** Records for this exercise follows **

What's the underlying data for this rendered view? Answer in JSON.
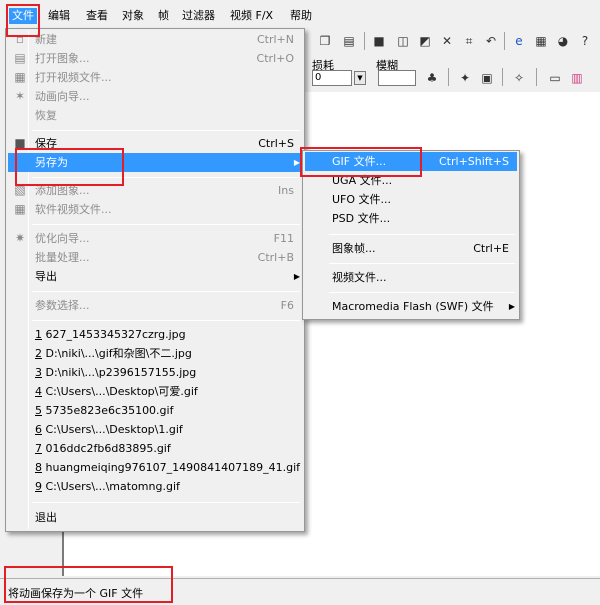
{
  "menubar": {
    "items": [
      "文件",
      "编辑",
      "查看",
      "对象",
      "帧",
      "过滤器",
      "视频 F/X",
      "帮助"
    ]
  },
  "toolbar": {
    "label_dithering": "损耗",
    "label_blur": "模糊",
    "value_dithering": "0"
  },
  "file_menu": {
    "group1": [
      {
        "label": "新建",
        "shortcut": "Ctrl+N",
        "icon": "new-doc-icon"
      },
      {
        "label": "打开图象...",
        "shortcut": "Ctrl+O",
        "icon": "open-image-icon"
      },
      {
        "label": "打开视频文件...",
        "shortcut": "",
        "icon": "open-video-icon"
      },
      {
        "label": "动画向导...",
        "shortcut": "",
        "icon": "wizard-icon"
      },
      {
        "label": "恢复",
        "shortcut": "",
        "icon": ""
      }
    ],
    "save": {
      "label": "保存",
      "shortcut": "Ctrl+S"
    },
    "save_as": {
      "label": "另存为"
    },
    "group3": [
      {
        "label": "添加图象...",
        "shortcut": "Ins",
        "icon": "add-image-icon"
      },
      {
        "label": "软件视频文件...",
        "shortcut": "",
        "icon": "video-file-icon"
      }
    ],
    "group4": [
      {
        "label": "优化向导...",
        "shortcut": "F11",
        "icon": "optimize-icon"
      },
      {
        "label": "批量处理...",
        "shortcut": "Ctrl+B",
        "icon": ""
      },
      {
        "label": "导出",
        "shortcut": "",
        "icon": ""
      }
    ],
    "preferences": {
      "label": "参数选择...",
      "shortcut": "F6"
    },
    "recent": [
      {
        "num": "1",
        "name": " 627_1453345327czrg.jpg"
      },
      {
        "num": "2",
        "name": " D:\\niki\\...\\gif和杂图\\不二.jpg"
      },
      {
        "num": "3",
        "name": " D:\\niki\\...\\p2396157155.jpg"
      },
      {
        "num": "4",
        "name": " C:\\Users\\...\\Desktop\\可爱.gif"
      },
      {
        "num": "5",
        "name": " 5735e823e6c35100.gif"
      },
      {
        "num": "6",
        "name": " C:\\Users\\...\\Desktop\\1.gif"
      },
      {
        "num": "7",
        "name": " 016ddc2fb6d83895.gif"
      },
      {
        "num": "8",
        "name": " huangmeiqing976107_1490841407189_41.gif"
      },
      {
        "num": "9",
        "name": " C:\\Users\\...\\matomng.gif"
      }
    ],
    "exit": {
      "label": "退出"
    }
  },
  "save_as_submenu": {
    "items": [
      {
        "label": "GIF 文件...",
        "shortcut": "Ctrl+Shift+S"
      },
      {
        "label": "UGA 文件...",
        "shortcut": ""
      },
      {
        "label": "UFO 文件...",
        "shortcut": ""
      },
      {
        "label": "PSD 文件...",
        "shortcut": ""
      },
      {
        "label": "图象帧...",
        "shortcut": "Ctrl+E"
      },
      {
        "label": "视频文件...",
        "shortcut": ""
      },
      {
        "label": "Macromedia Flash (SWF) 文件",
        "shortcut": ""
      }
    ]
  },
  "status": {
    "text": "将动画保存为一个 GIF 文件"
  },
  "colors": {
    "highlight": "#3399ff",
    "annotation": "#e41e26"
  }
}
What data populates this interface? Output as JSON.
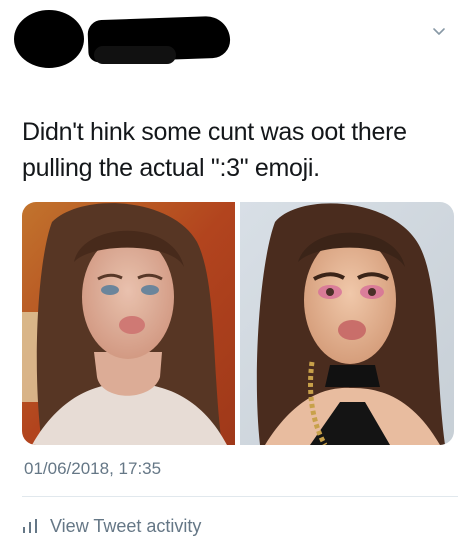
{
  "header": {
    "avatar_redacted": true,
    "name_redacted": true,
    "menu_icon": "chevron-down-icon"
  },
  "tweet": {
    "text_line_1": "Didn't hink some cunt was oot there",
    "text_line_2": "pulling the actual \":3\" emoji.",
    "timestamp": "01/06/2018, 17:35",
    "activity_label": "View Tweet activity"
  },
  "media": {
    "left_photo": "selfie-left",
    "right_photo": "selfie-right"
  },
  "colors": {
    "text_primary": "#14171a",
    "text_secondary": "#657786",
    "divider": "#e1e8ed"
  }
}
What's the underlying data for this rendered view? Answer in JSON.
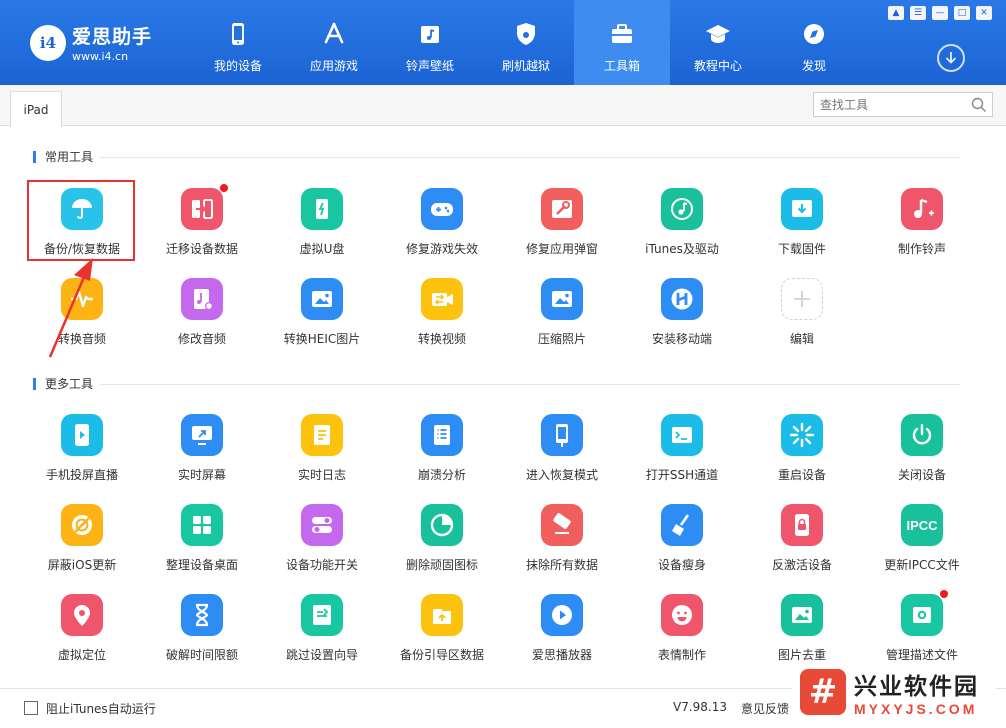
{
  "app": {
    "logo_mark": "i4",
    "name": "爱思助手",
    "url": "www.i4.cn"
  },
  "nav": [
    {
      "label": "我的设备",
      "icon": "phone-icon"
    },
    {
      "label": "应用游戏",
      "icon": "app-store-icon"
    },
    {
      "label": "铃声壁纸",
      "icon": "music-wallpaper-icon"
    },
    {
      "label": "刷机越狱",
      "icon": "shield-icon"
    },
    {
      "label": "工具箱",
      "icon": "toolbox-icon",
      "active": true
    },
    {
      "label": "教程中心",
      "icon": "graduation-cap-icon"
    },
    {
      "label": "发现",
      "icon": "compass-icon"
    }
  ],
  "window_controls": [
    "shirt-icon",
    "menu-icon",
    "minimize-icon",
    "maximize-icon",
    "close-icon"
  ],
  "device_tab": "iPad",
  "search": {
    "placeholder": "查找工具"
  },
  "sections": {
    "common": "常用工具",
    "more": "更多工具"
  },
  "common_tools": [
    {
      "label": "备份/恢复数据",
      "icon": "umbrella-icon",
      "color": "#29c2e8"
    },
    {
      "label": "迁移设备数据",
      "icon": "transfer-icon",
      "color": "#f0566b",
      "badge": true
    },
    {
      "label": "虚拟U盘",
      "icon": "usb-drive-icon",
      "color": "#19c6a2"
    },
    {
      "label": "修复游戏失效",
      "icon": "gamepad-icon",
      "color": "#2d8df5"
    },
    {
      "label": "修复应用弹窗",
      "icon": "wrench-icon",
      "color": "#f05e5e"
    },
    {
      "label": "iTunes及驱动",
      "icon": "itunes-icon",
      "color": "#18c09b"
    },
    {
      "label": "下载固件",
      "icon": "download-firmware-icon",
      "color": "#1bbde8"
    },
    {
      "label": "制作铃声",
      "icon": "ringtone-icon",
      "color": "#f0566b"
    },
    {
      "label": "转换音频",
      "icon": "audio-wave-icon",
      "color": "#fcb313"
    },
    {
      "label": "修改音频",
      "icon": "edit-audio-icon",
      "color": "#c469ee"
    },
    {
      "label": "转换HEIC图片",
      "icon": "heic-image-icon",
      "color": "#2d8df5"
    },
    {
      "label": "转换视频",
      "icon": "video-convert-icon",
      "color": "#fcc20d"
    },
    {
      "label": "压缩照片",
      "icon": "photo-compress-icon",
      "color": "#2d8df5"
    },
    {
      "label": "安装移动端",
      "icon": "install-mobile-icon",
      "color": "#2d8df5"
    },
    {
      "label": "编辑",
      "icon": "plus-icon",
      "color": "#ffffff",
      "edit": true
    }
  ],
  "more_tools": [
    {
      "label": "手机投屏直播",
      "icon": "screen-cast-icon",
      "color": "#1bbde8"
    },
    {
      "label": "实时屏幕",
      "icon": "realtime-screen-icon",
      "color": "#2d8df5"
    },
    {
      "label": "实时日志",
      "icon": "log-icon",
      "color": "#fcc20d"
    },
    {
      "label": "崩溃分析",
      "icon": "crash-analysis-icon",
      "color": "#2d8df5"
    },
    {
      "label": "进入恢复模式",
      "icon": "recovery-mode-icon",
      "color": "#2d8df5"
    },
    {
      "label": "打开SSH通道",
      "icon": "terminal-icon",
      "color": "#1bbde8"
    },
    {
      "label": "重启设备",
      "icon": "restart-icon",
      "color": "#1bbde8"
    },
    {
      "label": "关闭设备",
      "icon": "power-icon",
      "color": "#18c09b"
    },
    {
      "label": "屏蔽iOS更新",
      "icon": "block-update-icon",
      "color": "#fcb313"
    },
    {
      "label": "整理设备桌面",
      "icon": "desktop-grid-icon",
      "color": "#19c6a2"
    },
    {
      "label": "设备功能开关",
      "icon": "toggle-icon",
      "color": "#c469ee"
    },
    {
      "label": "删除顽固图标",
      "icon": "delete-icon-icon",
      "color": "#18c09b"
    },
    {
      "label": "抹除所有数据",
      "icon": "eraser-icon",
      "color": "#f05e5e"
    },
    {
      "label": "设备瘦身",
      "icon": "broom-icon",
      "color": "#2d8df5"
    },
    {
      "label": "反激活设备",
      "icon": "deactivate-icon",
      "color": "#f0566b"
    },
    {
      "label": "更新IPCC文件",
      "icon": "ipcc-icon",
      "color": "#18c09b",
      "icon_text": "IPCC"
    },
    {
      "label": "虚拟定位",
      "icon": "location-pin-icon",
      "color": "#f0566b"
    },
    {
      "label": "破解时间限额",
      "icon": "hourglass-icon",
      "color": "#2d8df5"
    },
    {
      "label": "跳过设置向导",
      "icon": "skip-wizard-icon",
      "color": "#19c6a2"
    },
    {
      "label": "备份引导区数据",
      "icon": "backup-boot-icon",
      "color": "#fcc20d"
    },
    {
      "label": "爱思播放器",
      "icon": "player-icon",
      "color": "#2d8df5"
    },
    {
      "label": "表情制作",
      "icon": "emoji-icon",
      "color": "#f0566b"
    },
    {
      "label": "图片去重",
      "icon": "image-dedupe-icon",
      "color": "#18c09b"
    },
    {
      "label": "管理描述文件",
      "icon": "profile-gear-icon",
      "color": "#19c6a2",
      "badge": true
    }
  ],
  "footer": {
    "itunes_checkbox_label": "阻止iTunes自动运行",
    "version": "V7.98.13",
    "feedback": "意见反馈"
  },
  "watermark": {
    "mark": "#",
    "cn": "兴业软件园",
    "en": "MYXYJS.COM"
  }
}
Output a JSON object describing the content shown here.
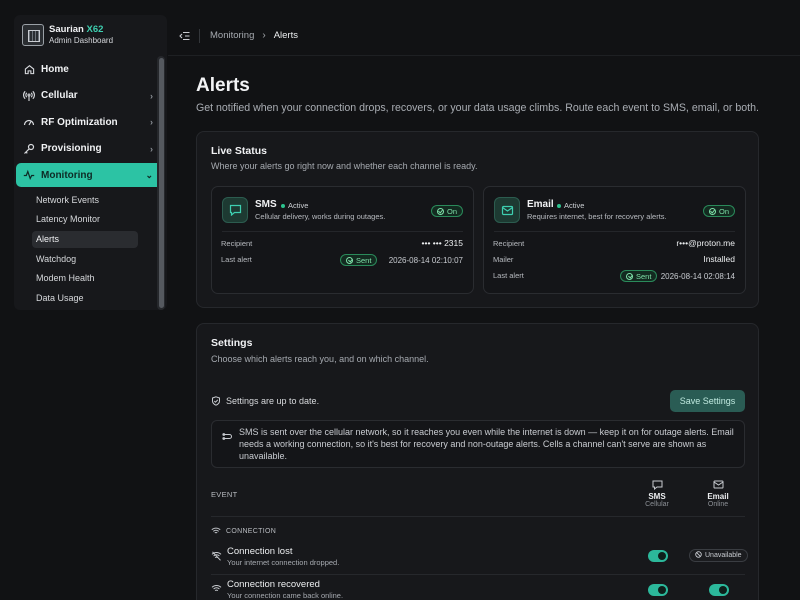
{
  "brand": {
    "name": "Saurian",
    "model": "X62",
    "subtitle": "Admin Dashboard",
    "logo_icon": "device-chip-icon"
  },
  "sidebar": {
    "items": [
      {
        "label": "Home",
        "icon": "home-icon",
        "expandable": false
      },
      {
        "label": "Cellular",
        "icon": "antenna-icon",
        "expandable": true
      },
      {
        "label": "RF Optimization",
        "icon": "gauge-icon",
        "expandable": true
      },
      {
        "label": "Provisioning",
        "icon": "key-icon",
        "expandable": true
      },
      {
        "label": "Monitoring",
        "icon": "pulse-icon",
        "expandable": true,
        "active": true
      }
    ],
    "sub_items": [
      "Network Events",
      "Latency Monitor",
      "Alerts",
      "Watchdog",
      "Modem Health",
      "Data Usage"
    ],
    "active_sub": "Alerts"
  },
  "breadcrumb": {
    "parent": "Monitoring",
    "current": "Alerts"
  },
  "page": {
    "title": "Alerts",
    "description": "Get notified when your connection drops, recovers, or your data usage climbs. Route each event to SMS, email, or both."
  },
  "live_status": {
    "title": "Live Status",
    "description": "Where your alerts go right now and whether each channel is ready.",
    "channels": [
      {
        "name": "SMS",
        "status": "Active",
        "subtitle": "Cellular delivery, works during outages.",
        "badge": "On",
        "icon": "message-icon",
        "rows": [
          {
            "label": "Recipient",
            "value": "••• ••• 2315"
          },
          {
            "label": "Last alert",
            "badge": "Sent",
            "value": "2026-08-14 02:10:07"
          }
        ]
      },
      {
        "name": "Email",
        "status": "Active",
        "subtitle": "Requires internet, best for recovery alerts.",
        "badge": "On",
        "icon": "mail-icon",
        "rows": [
          {
            "label": "Recipient",
            "value": "r•••@proton.me"
          },
          {
            "label": "Mailer",
            "value": "Installed"
          },
          {
            "label": "Last alert",
            "badge": "Sent",
            "value": "2026-08-14 02:08:14"
          }
        ]
      }
    ]
  },
  "settings": {
    "title": "Settings",
    "description": "Choose which alerts reach you, and on which channel.",
    "status_note": "Settings are up to date.",
    "save_label": "Save Settings",
    "info": "SMS is sent over the cellular network, so it reaches you even while the internet is down — keep it on for outage alerts. Email needs a working connection, so it's best for recovery and non-outage alerts. Cells a channel can't serve are shown as unavailable.",
    "table": {
      "event_header": "EVENT",
      "columns": [
        {
          "name": "SMS",
          "sub": "Cellular",
          "icon": "message-icon"
        },
        {
          "name": "Email",
          "sub": "Online",
          "icon": "mail-icon"
        }
      ],
      "group": "CONNECTION",
      "rows": [
        {
          "title": "Connection lost",
          "subtitle": "Your internet connection dropped.",
          "icon": "wifi-off-icon",
          "sms": true,
          "email": "Unavailable"
        },
        {
          "title": "Connection recovered",
          "subtitle": "Your connection came back online.",
          "icon": "wifi-icon",
          "sms": true,
          "email": true
        }
      ]
    }
  }
}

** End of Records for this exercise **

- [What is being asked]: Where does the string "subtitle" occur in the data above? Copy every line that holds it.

- [Result]:
    "subtitle": "Admin Dashboard",
        "subtitle": "Cellular delivery, works during outages.",
        "subtitle": "Requires internet, best for recovery alerts.",
          "subtitle": "Your internet connection dropped.",
          "subtitle": "Your connection came back online.",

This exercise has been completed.